» **TASK INSTRUCTIONS**:
Return the lines of the data below in which the string "ByLayer" occurs.

(EXTRACTED RECORDS Opens)

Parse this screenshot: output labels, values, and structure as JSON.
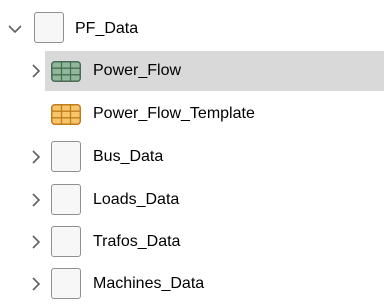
{
  "tree": {
    "root": {
      "label": "PF_Data",
      "expanded": true,
      "icon": "folder-icon"
    },
    "children": [
      {
        "label": "Power_Flow",
        "icon": "table-icon-green",
        "expandable": true,
        "selected": true
      },
      {
        "label": "Power_Flow_Template",
        "icon": "table-icon-orange",
        "expandable": false,
        "selected": false
      },
      {
        "label": "Bus_Data",
        "icon": "folder-icon",
        "expandable": true,
        "selected": false
      },
      {
        "label": "Loads_Data",
        "icon": "folder-icon",
        "expandable": true,
        "selected": false
      },
      {
        "label": "Trafos_Data",
        "icon": "folder-icon",
        "expandable": true,
        "selected": false
      },
      {
        "label": "Machines_Data",
        "icon": "folder-icon",
        "expandable": true,
        "selected": false
      }
    ]
  },
  "colors": {
    "selection": "#d9d9d9",
    "table_green_fill": "#8fb89a",
    "table_green_border": "#4a6b55",
    "table_orange_fill": "#f8c56a",
    "table_orange_border": "#c07d1a",
    "chevron": "#606060",
    "folder_border": "#8f8f8f"
  }
}
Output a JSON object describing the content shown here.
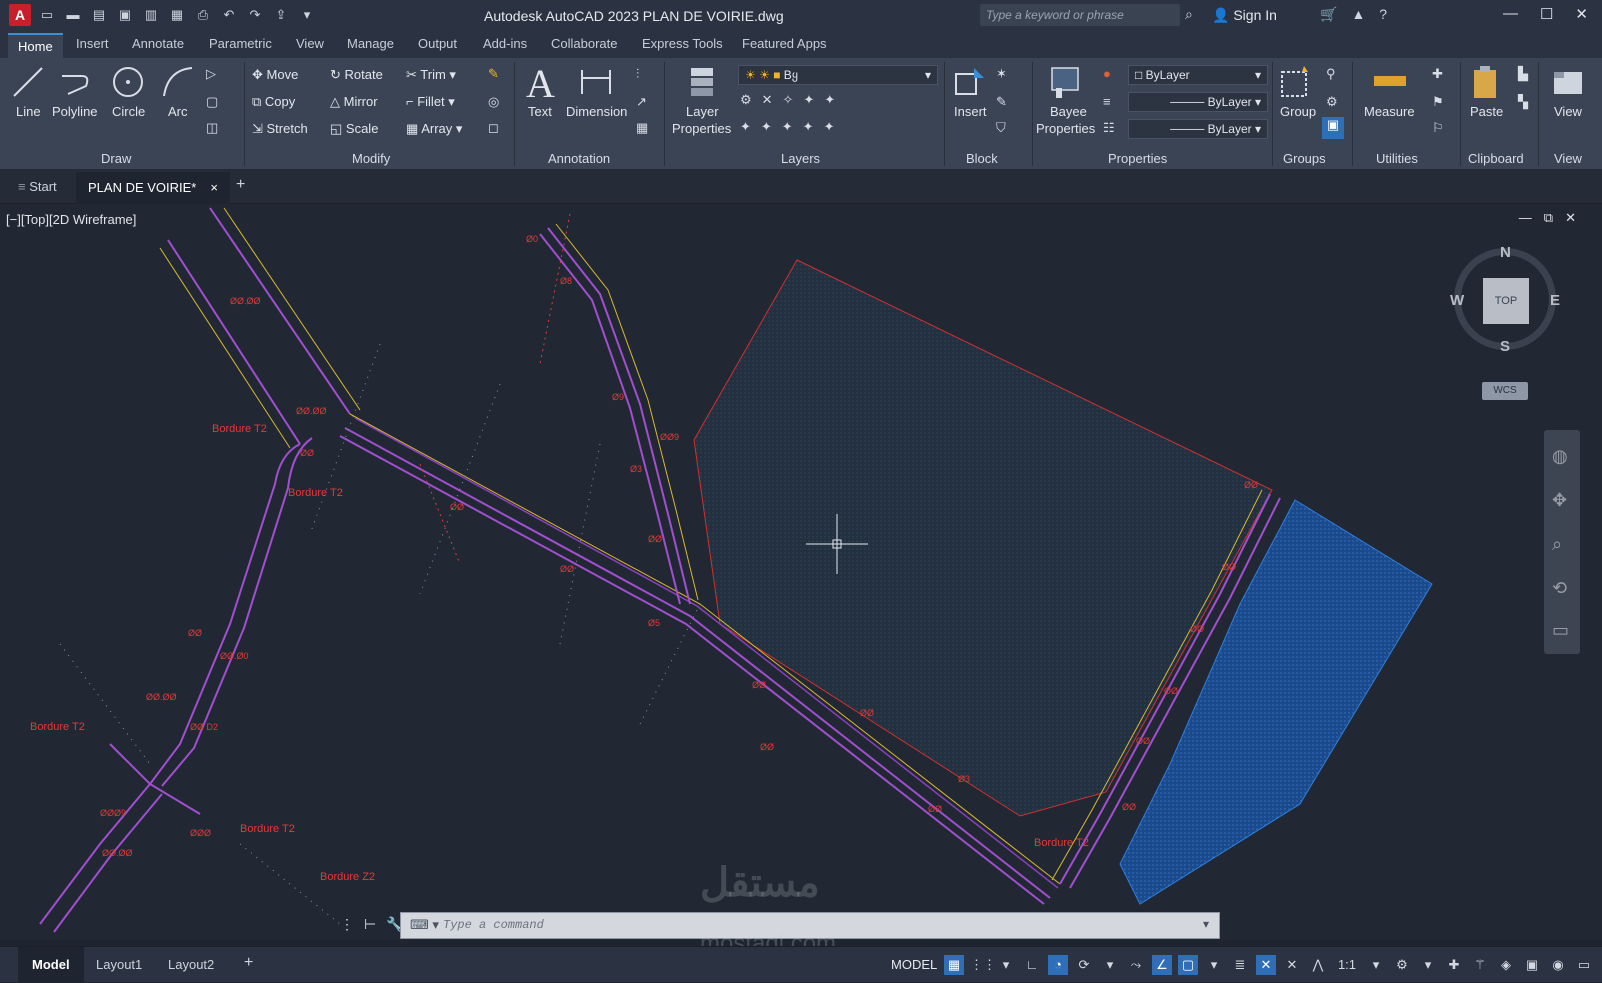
{
  "app": {
    "logo": "A",
    "title": "Autodesk AutoCAD 2023    PLAN DE VOIRIE.dwg",
    "search_placeholder": "Type a keyword or phrase",
    "sign_in": "Sign In"
  },
  "tabs": [
    "Home",
    "Insert",
    "Annotate",
    "Parametric",
    "View",
    "Manage",
    "Output",
    "Add-ins",
    "Collaborate",
    "Express Tools",
    "Featured Apps"
  ],
  "ribbon": {
    "draw": {
      "line": "Line",
      "polyline": "Polyline",
      "circle": "Circle",
      "arc": "Arc",
      "title": "Draw"
    },
    "modify": {
      "move": "Move",
      "rotate": "Rotate",
      "trim": "Trim",
      "copy": "Copy",
      "mirror": "Mirror",
      "fillet": "Fillet",
      "stretch": "Stretch",
      "scale": "Scale",
      "array": "Array",
      "title": "Modify"
    },
    "annotation": {
      "text": "Text",
      "dimension": "Dimension",
      "title": "Annotation"
    },
    "layers": {
      "layer_properties_1": "Layer",
      "layer_properties_2": "Properties",
      "current_layer": "Bყ",
      "title": "Layers"
    },
    "block": {
      "insert": "Insert",
      "title": "Block"
    },
    "properties": {
      "match_1": "Bayee",
      "match_2": "Properties",
      "color": "ByLayer",
      "linetype": "ByLayer",
      "lineweight": "ByLayer",
      "title": "Properties"
    },
    "groups": {
      "group": "Group",
      "title": "Groups"
    },
    "utilities": {
      "measure": "Measure",
      "title": "Utilities"
    },
    "clipboard": {
      "paste": "Paste",
      "title": "Clipboard"
    },
    "view": {
      "view": "View",
      "title": "View"
    }
  },
  "file_tabs": {
    "start": "Start",
    "current": "PLAN DE VOIRIE*",
    "close": "×",
    "add": "+"
  },
  "viewport": {
    "label": "[−][Top][2D Wireframe]",
    "viewcube": {
      "north": "N",
      "south": "S",
      "east": "E",
      "west": "W",
      "face": "TOP",
      "wcs": "WCS"
    },
    "annotations": [
      "Bordure T2",
      "Bordure T2",
      "Bordure T2",
      "Bordure T2",
      "Bordure T2",
      "Bordure Z2"
    ]
  },
  "command": {
    "placeholder": "Type a command"
  },
  "layout_tabs": [
    "Model",
    "Layout1",
    "Layout2"
  ],
  "status": {
    "model": "MODEL",
    "scale": "1:1"
  },
  "watermark": {
    "brand": "مستقل",
    "site": "mostaql.com"
  },
  "colors": {
    "road": "#a14fd0",
    "annotation": "#e23a3a",
    "edge": "#d9b92e",
    "hatch": "#1e4f8a",
    "zone": "#2c3e52"
  }
}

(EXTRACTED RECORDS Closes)

» **RESULT OF THIS EXERCISE**:
      "color": "ByLayer",
      "linetype": "ByLayer",
      "lineweight": "ByLayer",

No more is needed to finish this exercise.